Bone marrow biopsy (BMB) provided little information for response assessment in clinical trials of follicular lymphoma (FL) and should be eliminated from clinical trial requirements and diagnostic guidelines, authors of a large retrospective analysis concluded.
Fewer than 1% of 580 patients had a positive baseline BMB, complete radiologic response, and subsequent positive biopsy after treatment. Landmark survival analyses showed no difference in progression-free survival (PFS) or overall survival (OS) between patients with or without a positive BMB at baseline. A sensitivity analysis involving 385 patients showed that 1.3% had biopsies that affected response assessment.
“Therefore, BMB were irrelevant to response in 99% of subjects,” reported Sarah C. Rutherford, MD, of Weill Cornell Medicine in New York City, and co-authors in the Journal of Clinical Oncology.
“We conclude that BMB add little value to response assessment in subjects with FL treated on clinical trials and we recommend eliminating BMB from clinical trial requirements. BMB should also be removed from diagnostic guidelines for FL except in scenarios in which it may change management including confirmation of limited stage and assessment of cytopenias. This would reduce cost, patient discomfort, resource utilization, and potentially remove a barrier to trial enrollment,” they continued.
The study provided new information about the value of BMB in FL, but the analysis has several limitations, according to Paolo Strati, MD, of the University of Texas MD Anderson Cancer Center in Houston.
“In first place, patients enrolled in clinical trials, as in this study, may not be representative of real-world practice,” Strati, who was not involved in the study, told MedPage Today. “In second place, the level of sensitivity of techniques employed to detect bone marrow involvement has changed over time, and the rate of falsely negative cases across trials run at very different times may be very variable. Also the criteria used to determine radiological response have changed over time, and half of the trials included in this study used CT-based criteria, which may have underestimated the rate of patients in complete remission.”
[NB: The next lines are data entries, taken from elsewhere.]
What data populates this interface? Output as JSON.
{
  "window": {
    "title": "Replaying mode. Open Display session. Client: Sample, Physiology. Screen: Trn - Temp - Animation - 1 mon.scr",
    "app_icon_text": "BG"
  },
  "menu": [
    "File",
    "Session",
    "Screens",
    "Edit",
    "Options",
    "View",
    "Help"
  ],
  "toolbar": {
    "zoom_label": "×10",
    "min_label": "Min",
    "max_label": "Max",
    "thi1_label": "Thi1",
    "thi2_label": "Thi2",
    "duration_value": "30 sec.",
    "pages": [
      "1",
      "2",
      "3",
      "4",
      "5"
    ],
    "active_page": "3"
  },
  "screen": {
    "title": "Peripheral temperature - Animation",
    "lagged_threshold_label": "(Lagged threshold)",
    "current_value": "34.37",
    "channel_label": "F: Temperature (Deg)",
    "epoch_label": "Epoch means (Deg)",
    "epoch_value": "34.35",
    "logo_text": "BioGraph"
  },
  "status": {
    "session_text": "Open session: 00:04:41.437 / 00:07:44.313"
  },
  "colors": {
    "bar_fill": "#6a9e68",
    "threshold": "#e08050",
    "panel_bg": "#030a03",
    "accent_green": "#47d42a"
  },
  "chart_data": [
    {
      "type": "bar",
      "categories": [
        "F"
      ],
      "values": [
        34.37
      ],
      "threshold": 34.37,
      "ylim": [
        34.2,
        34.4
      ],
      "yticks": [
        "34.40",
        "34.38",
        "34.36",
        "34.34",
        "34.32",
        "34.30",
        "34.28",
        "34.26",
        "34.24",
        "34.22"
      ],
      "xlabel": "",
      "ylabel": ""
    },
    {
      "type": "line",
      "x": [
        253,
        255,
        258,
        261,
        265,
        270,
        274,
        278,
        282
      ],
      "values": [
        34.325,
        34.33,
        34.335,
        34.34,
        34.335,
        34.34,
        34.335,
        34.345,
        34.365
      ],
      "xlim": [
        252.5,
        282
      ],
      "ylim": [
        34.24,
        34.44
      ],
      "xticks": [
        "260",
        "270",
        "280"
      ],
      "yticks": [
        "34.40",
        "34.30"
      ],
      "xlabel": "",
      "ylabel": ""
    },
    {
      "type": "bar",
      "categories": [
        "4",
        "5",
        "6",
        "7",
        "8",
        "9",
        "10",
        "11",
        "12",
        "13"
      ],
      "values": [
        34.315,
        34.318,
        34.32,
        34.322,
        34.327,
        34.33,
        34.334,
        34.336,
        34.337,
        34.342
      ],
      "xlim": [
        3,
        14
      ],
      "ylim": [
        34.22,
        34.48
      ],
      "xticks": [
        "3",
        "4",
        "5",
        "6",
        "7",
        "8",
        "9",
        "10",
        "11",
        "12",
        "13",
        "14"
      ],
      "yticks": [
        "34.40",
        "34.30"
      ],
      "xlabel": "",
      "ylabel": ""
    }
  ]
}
“Finally, this study does not address the interventional implications of positive bone marrow biopsies at the end of treatment, which would be the need for maintenance therapy,” Strati added. “The FOLL12 study has recently shown, in a randomized controlled setting, that patients in complete remission but with positive minimal residual disease benefit from maintenance. And the latter may be represented by positive bone marrow disease, when more sensitive techniques are employed.”
In contrast to aggressive B-cell lymphomas, wherein bone marrow involvement can be reliably determined by noninvasive means, imaging is not sufficient for FL and other indolent lymphomas, he said. “Universal agreement” exists about the need for BMB in early FL but not for advanced disease. The adequacy of flow cytometry to assess bone marrow involvement also remains unresolved.
“While some clinicians may decide to modify or confirm their current practice based on findings from this paper, prospective randomized trials are probably needed to confirm these findings and to make sure that no harm is done to patients by omitting bone marrow biopsies,” he noted.
Rutherford and co-authors reported findings from an analysis of patients enrolled in seven cooperative-group trials of previously untreated FL from 2008 to 2016. The 580 patients included in the analysis had BMB at baseline and during response assessment, as well as best response by imaging. The authors also investigated whether cytopenias were associated with positive findings on baseline BMB, using baseline blood counts from five of the seven trials.
The data showed that 55% of the patients had positive baseline BMB. The analysis of blood counts showed no association between cytopenias at baseline and a positive BMB.
Investigators found that five of the 580 patients had a positive baseline BMB, complete response to treatment on imaging, and a subsequent positive BMB (P<0.0001). Among 344 patients with a complete response on imaging after treatment, five had BMB that affected response assessment.
Rutherford and colleagues also performed landmark survival analyses for 187 patients who had a complete response on imaging at the end of treatment. Neither PFS nor OS differed significantly between 47 patients who had a negative BMB within 60 days of complete response and 140 patients who did not have a repeat BMB within 60 days of imaging (HR 1.10, 95% CI 0.62-1.94 and HR 0.59, 95% CI 0.23-1.53).
Investigators performed a sensitivity analysis using data on 385 patients from a phase III trial of rituximab (Rituxan)-based therapy in low-burden FL. The analysis showed that five patients had BMB that affected response assessment.
“Based upon these results, BMB should be eliminated from diagnostic guidelines in FL and no longer incorporated as response assessments in clinical trials for patients with FL,” the authors concluded. “This strategy is consistent with initiatives including the American Board of Internal Medicine Foundation’s Choosing Wisely Campaign, as well as joint efforts by ASCO [American Society of Clinical Oncology] and Friends of Cancer Research to maximize value of medical interventions and modernize eligibility criteria and therefore make clinical care and trial enrollment more patient focused.”